You will not, however, deny that all beasts of burden, and not parts of them, but the animals entire, are with their goddess Epona objects of worship with you.

And from the same author's Ad Nationes 11, which I give in its entirety:

In the next accusation we are found guilty not just of abandoning our communal faith, but of adding on a monstrosity of superstition. Some of you have entertained the dream that our god is actually the head of an ass. Cornelius Tacitus first launched this fantasy in the fourth book of his Histories where he recounts the Jewish war. Starting with the origins of the Jewish people, he traces the source of their religion and its name. He relates how the Jewish people, hard-pressed for water and wondering abroad in desolate places, were delivered by following the lead of a herd of wild asses thought to be in search of water after feeding. For this reason the likeness of this animal is worshiped by the Jew. This is why I believe that we Christians, being linked to the Jewish religion, are associated with the same image. But the same Cornelius Tacitus, a runaway liar, forgetful of his earlier statement, relates how Pompey the Great, after defeating the Jews and conquering the city of Jerusalem, entered the temple. After close inspection he found no image whatsoever. Where was this god of the theirs? There was no more likely place than this remarkable temple, closed to all except the priests and secure against any outsider.

But what defense do you want from me? I'm admitting now to an occasional transgression that applies equally well to you. Let us suppose that that there is something asinine about our God. You certainly will not deny that you conduct the same worship we do. You in fact worship the ass in its entirety, not just the head. And then you throw in Epona, the patron saint of donkeys and all the beasts of burden, cattle, and wild animals. You even worship their stables. Perhaps this is your charge against us that in the midst of all these indiscriminate animal lovers, we save our devotion for asses alone!

Next is Minucius Felix' Octavius, 28.7:

Thence arises what you say that you hear, that an ass's head is esteemed among us a divine thing. Who is such a fool as to worship this?
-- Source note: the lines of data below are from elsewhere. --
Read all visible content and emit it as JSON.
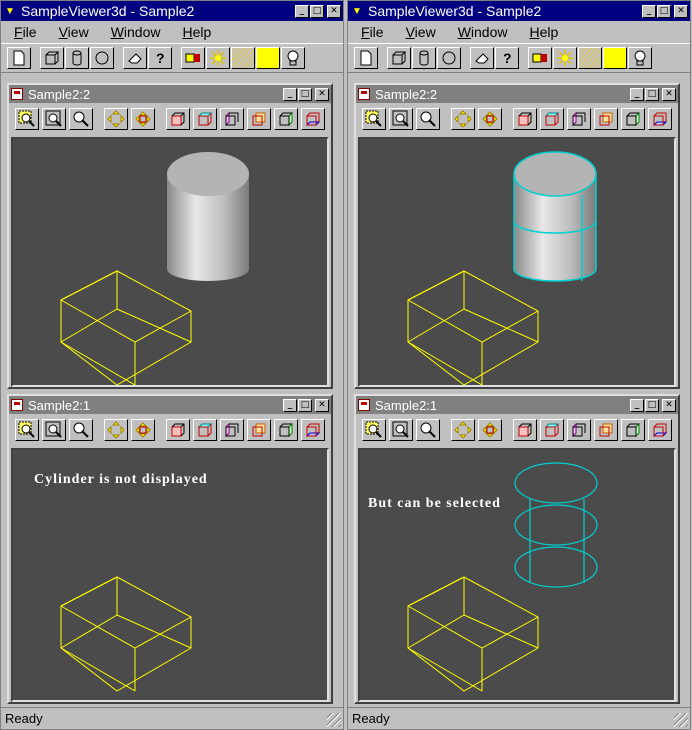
{
  "colors": {
    "titlebar": "#000080",
    "viewport_bg": "#4b4b4b",
    "wire_box": "#ffff00",
    "selected": "#00c8c8"
  },
  "apps": [
    {
      "title": "SampleViewer3d - Sample2",
      "menu": [
        "File",
        "View",
        "Window",
        "Help"
      ],
      "children": [
        {
          "title": "Sample2:2",
          "overlay_text": ""
        },
        {
          "title": "Sample2:1",
          "overlay_text": "Cylinder is not displayed"
        }
      ],
      "status": "Ready"
    },
    {
      "title": "SampleViewer3d - Sample2",
      "menu": [
        "File",
        "View",
        "Window",
        "Help"
      ],
      "children": [
        {
          "title": "Sample2:2",
          "overlay_text": ""
        },
        {
          "title": "Sample2:1",
          "overlay_text": "But can be selected"
        }
      ],
      "status": "Ready"
    }
  ],
  "toolbar_icons": [
    "new-icon",
    "box-icon",
    "cylinder-icon",
    "sphere-icon",
    "eraser-icon",
    "help-icon",
    "material-icon",
    "light-icon",
    "texture-icon",
    "color-icon",
    "bulb-icon"
  ],
  "view_icons": [
    "zoom-window-icon",
    "zoom-fit-icon",
    "zoom-icon",
    "pan-icon",
    "global-pan-icon",
    "front-view-icon",
    "top-view-icon",
    "left-view-icon",
    "back-view-icon",
    "right-view-icon",
    "bottom-view-icon"
  ]
}
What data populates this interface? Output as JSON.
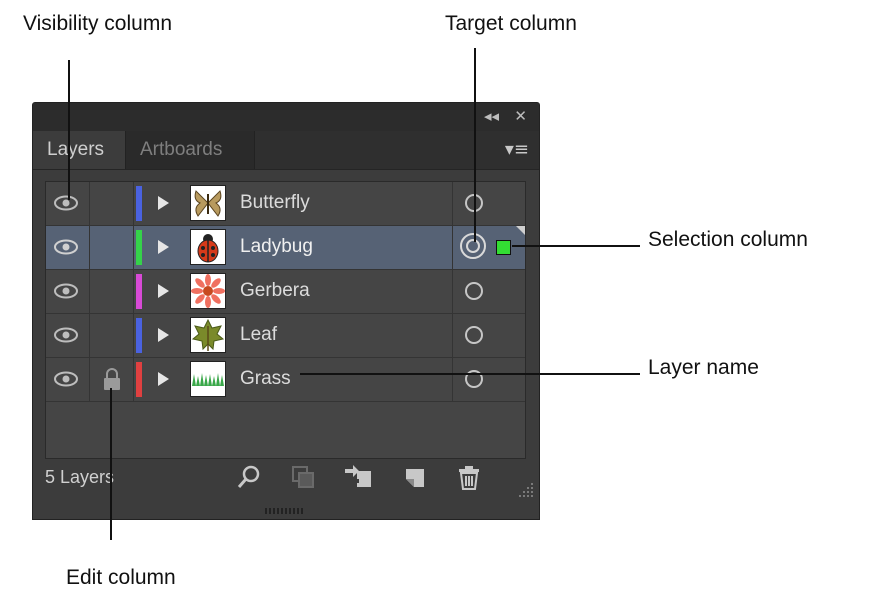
{
  "callouts": {
    "visibility": "Visibility column",
    "target": "Target column",
    "selection": "Selection column",
    "layer_name": "Layer name",
    "edit": "Edit column"
  },
  "panel": {
    "tabs": [
      "Layers",
      "Artboards"
    ],
    "status": "5 Layers",
    "layers": [
      {
        "name": "Butterfly",
        "color": "#4a62e0",
        "selected": false,
        "locked": false,
        "thumb": "butterfly"
      },
      {
        "name": "Ladybug",
        "color": "#35d24a",
        "selected": true,
        "locked": false,
        "thumb": "ladybug"
      },
      {
        "name": "Gerbera",
        "color": "#d84ad6",
        "selected": false,
        "locked": false,
        "thumb": "gerbera"
      },
      {
        "name": "Leaf",
        "color": "#4a62e0",
        "selected": false,
        "locked": false,
        "thumb": "leaf"
      },
      {
        "name": "Grass",
        "color": "#e04040",
        "selected": false,
        "locked": true,
        "thumb": "grass"
      }
    ],
    "footer_icons": [
      "search-icon",
      "clipping-mask-icon",
      "new-sublayer-icon",
      "new-layer-icon",
      "trash-icon"
    ]
  }
}
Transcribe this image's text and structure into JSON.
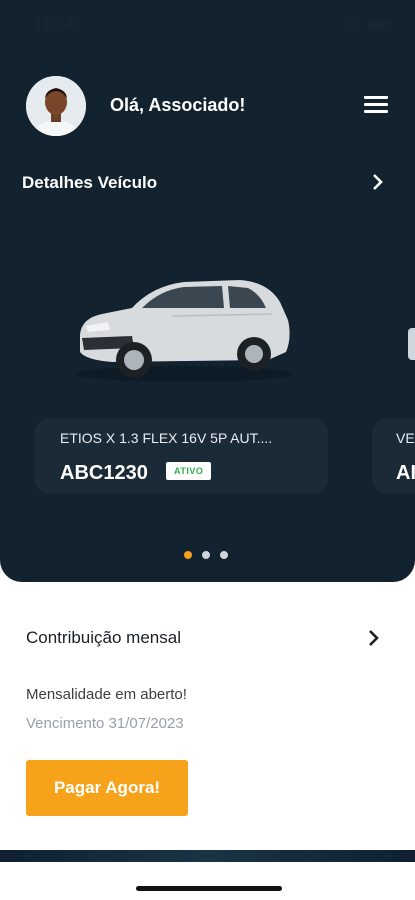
{
  "status_bar": {
    "time": "11:34"
  },
  "header": {
    "greeting": "Olá, Associado!"
  },
  "vehicles_section": {
    "title": "Detalhes Veículo"
  },
  "vehicles": [
    {
      "model": "ETIOS X 1.3 FLEX 16V 5P AUT....",
      "plate": "ABC1230",
      "status": "ATIVO"
    },
    {
      "model": "VE",
      "plate": "AI"
    }
  ],
  "carousel": {
    "count": 3,
    "active_index": 0
  },
  "contribution": {
    "title": "Contribuição mensal",
    "message": "Mensalidade em aberto!",
    "due_date": "Vencimento 31/07/2023",
    "pay_label": "Pagar Agora!"
  },
  "colors": {
    "hero_bg": "#12222f",
    "accent": "#f7a21b",
    "active_badge": "#2fb04f"
  },
  "icons": [
    "wifi-icon",
    "battery-icon",
    "menu-icon",
    "chevron-right-icon"
  ]
}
Who is so much more foolish as to believe that it is an object of worship? unless that you even consecrate whole asses in your stables, together with your Epona, and religiously devours those same asses with Isis.

The Apotheosis of Prudentius also mentions her:

Nobody gives a throne to the goddesses Cloacina or Epona above the stars, even though he opens an oiled incense-box and investigates grains of spelt and entrails with sacrilegious hands.

And, the of Fulgentius also mentions her under the term "Semones":

[What the Semones are] They wished those gods to be called Semones whom they considered unworthy of heaven on account of the meagreness of their deserts, such as Priapus, Epona and Vertumnus, yet they were unwilling to class them as earth-bound gods because of their veneration of [these deities'] favour, as Varro says in his Book of Mystic Guides: 'I shall abandon Semo below and extoll the god with a winged address of prayer.

I've also seen several sources cite a late Greek writer called Agesilaos, whose work is found in Pseudo-Plutarch's Parallels 29, gives the following origins for Epona:

Aristonymus of Ephesus, the son of Demostratus, hated women and used to consort with an ass; and in due time the ass gave birth to a very beautiful maiden, Onoscelis58 by name. So Aristocles in the second book of his Strange Events. Fulvius Stellus hated women and used to consort with a mare and in due time the mare gave birth to a beautiful girl and they named her Epona. She is the goddess that is concerned with the protection of horses. So Agesilaüs in the third book of his Italian History.

And, if you'd like more inscriptions (as well as a great deal of other material connected to Epona), see this site! (Perhaps at some future date, I can translate some of those inscriptions, if there might be interest…though most of them are relatively boring.)